▼

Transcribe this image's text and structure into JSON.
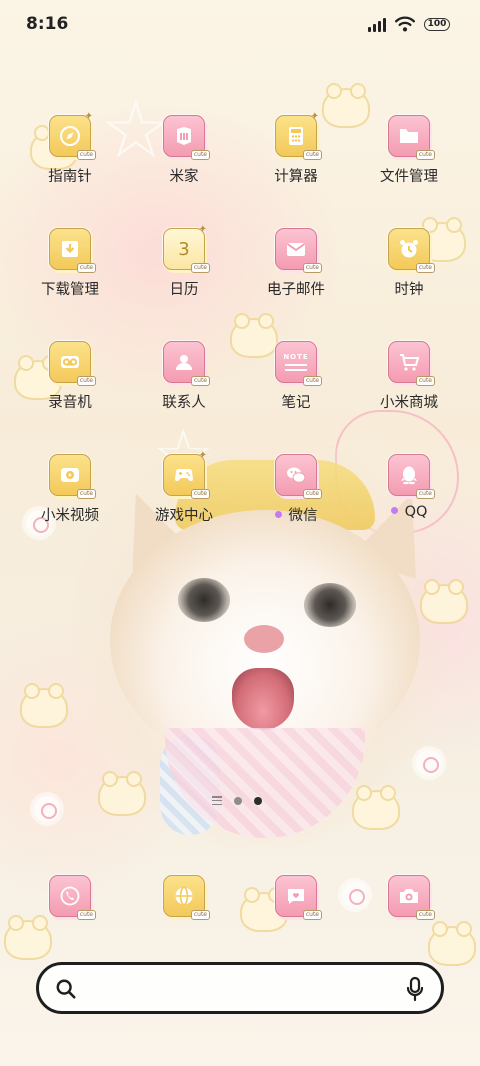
{
  "status_bar": {
    "time": "8:16",
    "battery": "100"
  },
  "apps": {
    "compass": "指南针",
    "mi_home": "米家",
    "calculator": "计算器",
    "file_manager": "文件管理",
    "downloads": "下载管理",
    "calendar": "日历",
    "calendar_icon_day": "3",
    "email": "电子邮件",
    "clock": "时钟",
    "recorder": "录音机",
    "contacts": "联系人",
    "notes": "笔记",
    "notes_icon_text": "NOTE",
    "mi_store": "小米商城",
    "mi_video": "小米视频",
    "game_center": "游戏中心",
    "wechat": "微信",
    "qq": "QQ"
  },
  "icon_badge": "cute",
  "search": {
    "placeholder": ""
  },
  "colors": {
    "yellow_tile": "#f3c95a",
    "pink_tile": "#f49cb1",
    "new_dot": "#c47bf0"
  }
}
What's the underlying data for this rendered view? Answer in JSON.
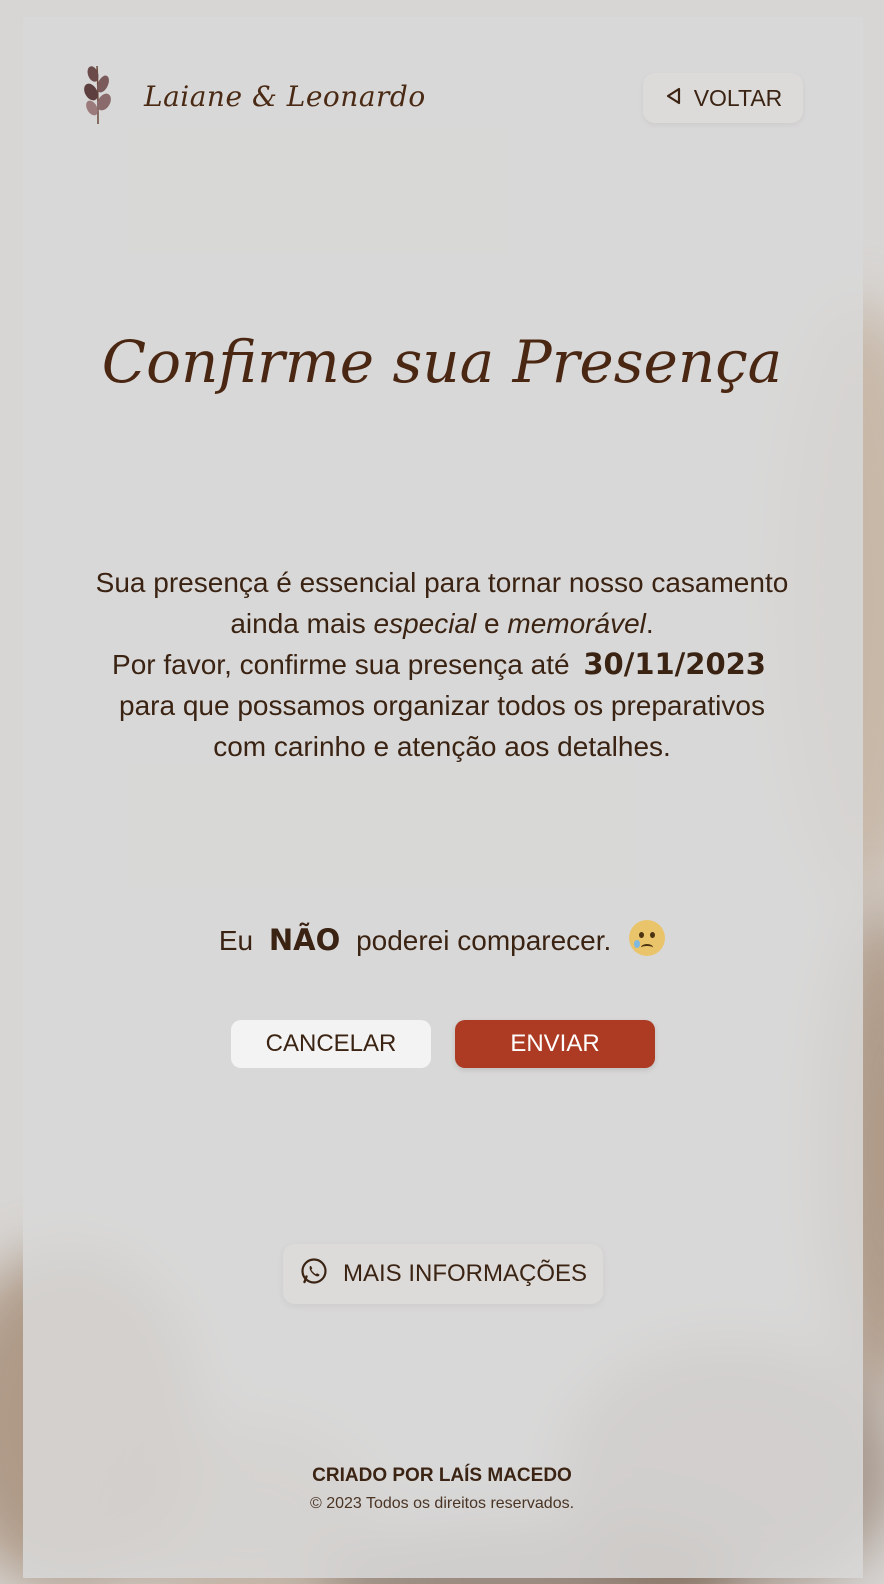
{
  "header": {
    "couple_name": "Laiane & Leonardo",
    "back_label": "VOLTAR"
  },
  "main": {
    "title": "Confirme sua Presença",
    "message": {
      "line1": "Sua presença é essencial para tornar nosso casamento ainda mais",
      "special": "especial",
      "and": "e",
      "memorable": "memorável",
      "period": ".",
      "line2_start": "Por favor, confirme sua presença até",
      "date": "30/11/2023",
      "line2_end": "para que possamos organizar todos os preparativos com carinho e atenção aos detalhes."
    },
    "decline": {
      "prefix": "Eu",
      "emphasis": "NÃO",
      "suffix": "poderei comparecer.",
      "emoji": "crying-face-icon"
    },
    "cancel_label": "CANCELAR",
    "send_label": "ENVIAR"
  },
  "info_button": {
    "label": "MAIS INFORMAÇÕES",
    "icon": "whatsapp-icon"
  },
  "footer": {
    "credit": "CRIADO POR LAÍS MACEDO",
    "copyright": "© 2023   Todos os direitos reservados."
  },
  "colors": {
    "primary_text": "#4a2712",
    "send_button": "#ad3a22",
    "cancel_button": "#f3f3f3"
  }
}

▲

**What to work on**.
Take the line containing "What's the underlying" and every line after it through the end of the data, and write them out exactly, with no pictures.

**Answer box**.
What's the underlying data for this rendered view? Answer in JSON.
{
  "header": {
    "couple_name": "Laiane & Leonardo",
    "back_label": "VOLTAR"
  },
  "main": {
    "title": "Confirme sua Presença",
    "message": {
      "line1": "Sua presença é essencial para tornar nosso casamento ainda mais",
      "special": "especial",
      "and": "e",
      "memorable": "memorável",
      "period": ".",
      "line2_start": "Por favor, confirme sua presença até",
      "date": "30/11/2023",
      "line2_end": "para que possamos organizar todos os preparativos com carinho e atenção aos detalhes."
    },
    "decline": {
      "prefix": "Eu",
      "emphasis": "NÃO",
      "suffix": "poderei comparecer.",
      "emoji": "crying-face-icon"
    },
    "cancel_label": "CANCELAR",
    "send_label": "ENVIAR"
  },
  "info_button": {
    "label": "MAIS INFORMAÇÕES",
    "icon": "whatsapp-icon"
  },
  "footer": {
    "credit": "CRIADO POR LAÍS MACEDO",
    "copyright": "© 2023   Todos os direitos reservados."
  },
  "colors": {
    "primary_text": "#4a2712",
    "send_button": "#ad3a22",
    "cancel_button": "#f3f3f3"
  }
}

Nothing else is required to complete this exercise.